- 3 – The concept of Pharaoh’s heart being hardened is a challenging one. It begs the question, does God also harden our hearts or the hearts of others? This Bible Project video is very helpful in explaining the concept of Pharaoh’s heart being hardened.
- 8-13 – Pharaoh’s magicians could match Moses and Aaron’s miraculous acts to a point. God always prevailed somehow.
- 22-23 – So far, Pharaoh is unimpressed. It’s important to note that the Pharaoh was seen as a god. He felt that he was equal with God so it makes a little more sense why he struggles so much with humbling himself and being obedient to God.
- 23-35 – We are to forgive as we have been forgiven.
- 3-9 – Moses created divorce certificates to put parameters around how divorce should happen. Creating the divorce certificates was not done so divorce could happen but to regulate the divorce that the Israelites were already doing.
- 11-12 – Eunuchs = men without genitals so they could not commit sexual sins; often used as servants so they could not defile the women they served
- The most famous psalm and possibly the most famous passage overall. This psalm is one showing David’s complete trust and reliance on God’s blessings and provision.
- God compared to a shepherd, a common occupation – cares for, protects, guides, and provides for his sheep.
- We view so many of our sins as fairly harmless or as one time events. Instead, our sins entangle us and drag us down to death.
- 8-13 – Because Abram was Lot’s uncle, he should have received first choice of the land, but he humbly allowed Lot to choose first. Lot chose the better land, but landed himself in a town that disobeyed God.

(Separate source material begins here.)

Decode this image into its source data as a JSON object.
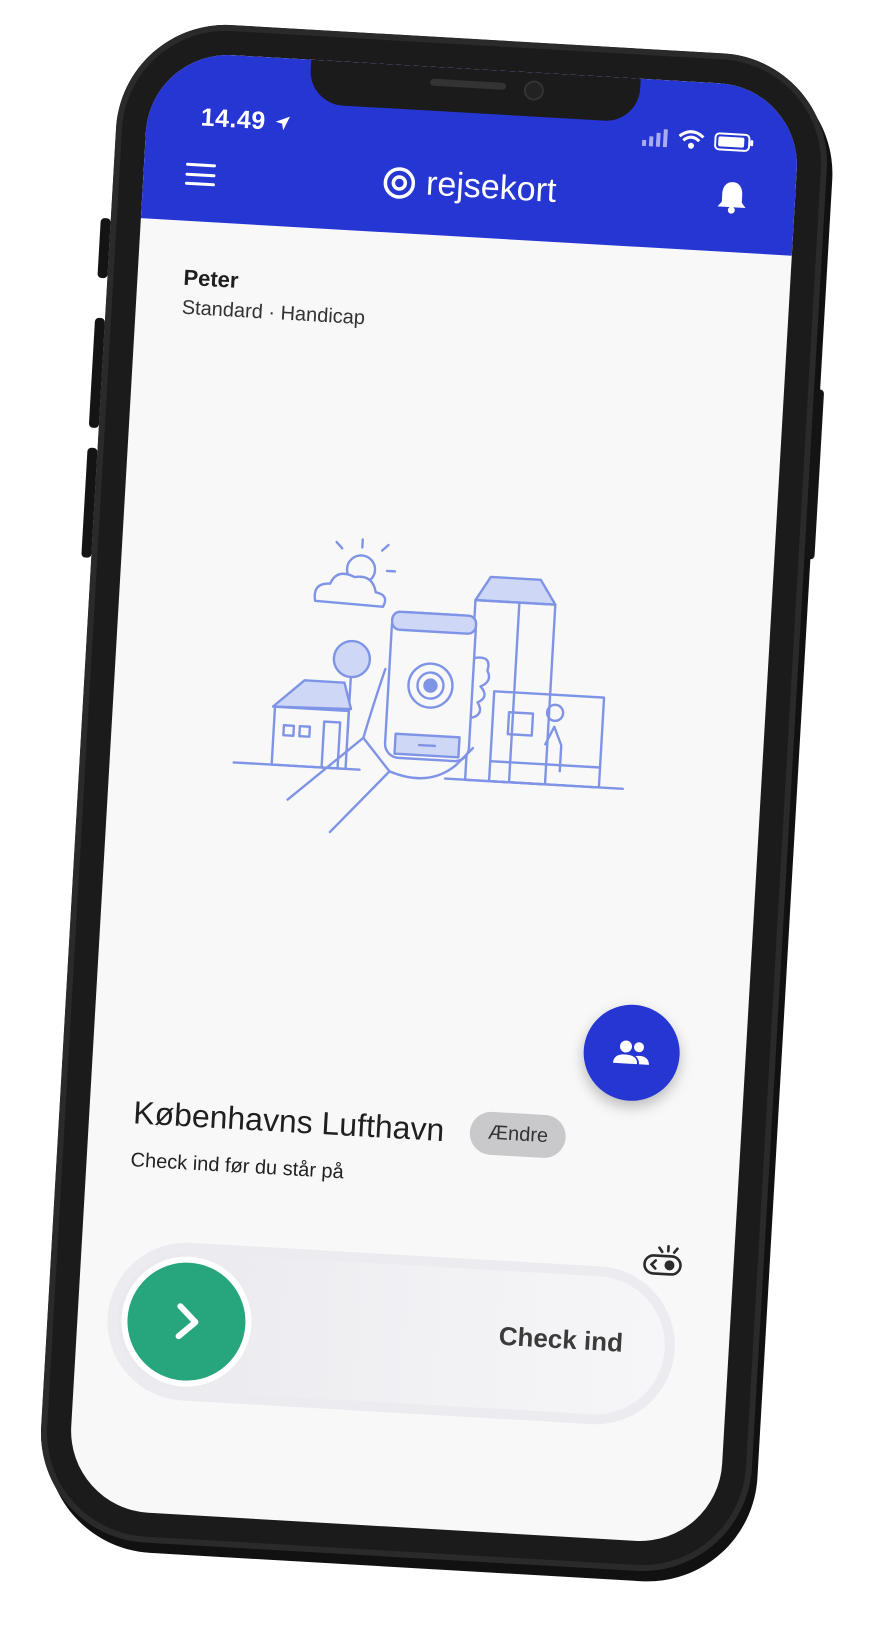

- 19-24 – Abram wisely refuses riches from the king of Sodom so that he could not attribute his wealth and blessings to anyone or anything other than God.
- 1-5 – God makes a huge, impossible sounding promise to Abram. He was old and had no children so it seemed impossible that his offspring would be numerous.
- 6 – Abram’s faith in God’s ability to do the impossible was counted to him as righteousness. In Hebrews chapter 11 there is a list of various Bible characters who’s faith was credited to them as righteousness. Our faith in Jesus is our only hope for righteousness.
- 13 – This refers to when the Israelites are enslaved in Egypt.
- 29 – What lengths are we willing to go to in order to be blameless?
- 31-32 – In Deuteronomy Moses gives the hard-hearted Israelites instructions on how to divorce because they were doing it anyway. Jesus makes divorce that much more difficult.
- 33-37 – Letting your ‘yes’ be ‘yes’ and your ‘no’ be ‘no’ asks you to be trustworthy on your own merit so you don’t have to put the responsibility on something else.
- 38-42 – This kind of teaching would be jarring to the Jewish religious leaders because Jesus is changing up the teachings of Moses. The religious leaders did not realize that he wasn’t negating the laws, only making them more difficult by asking his followers to display additional mercy and grace.
- 43-48 – It’s easy to love those we like. Jesus calls us to love like God loves.
- 5 -–Sheol was where ancient Jews believed all people went after death. It was not a pleasant place. David is asking for his life to be spared because he would not be able to praise God from Sheol.
- While it is many of our tendencies to blame God when we face difficult times, David sought God’s help in difficult times.
- There are consequences for not following the wisdom of the Lord. It gets us into trouble and while it’s easy to blame God for not saving us from the destruction, it’s harder to accept that it was by our own actions we received the consequences.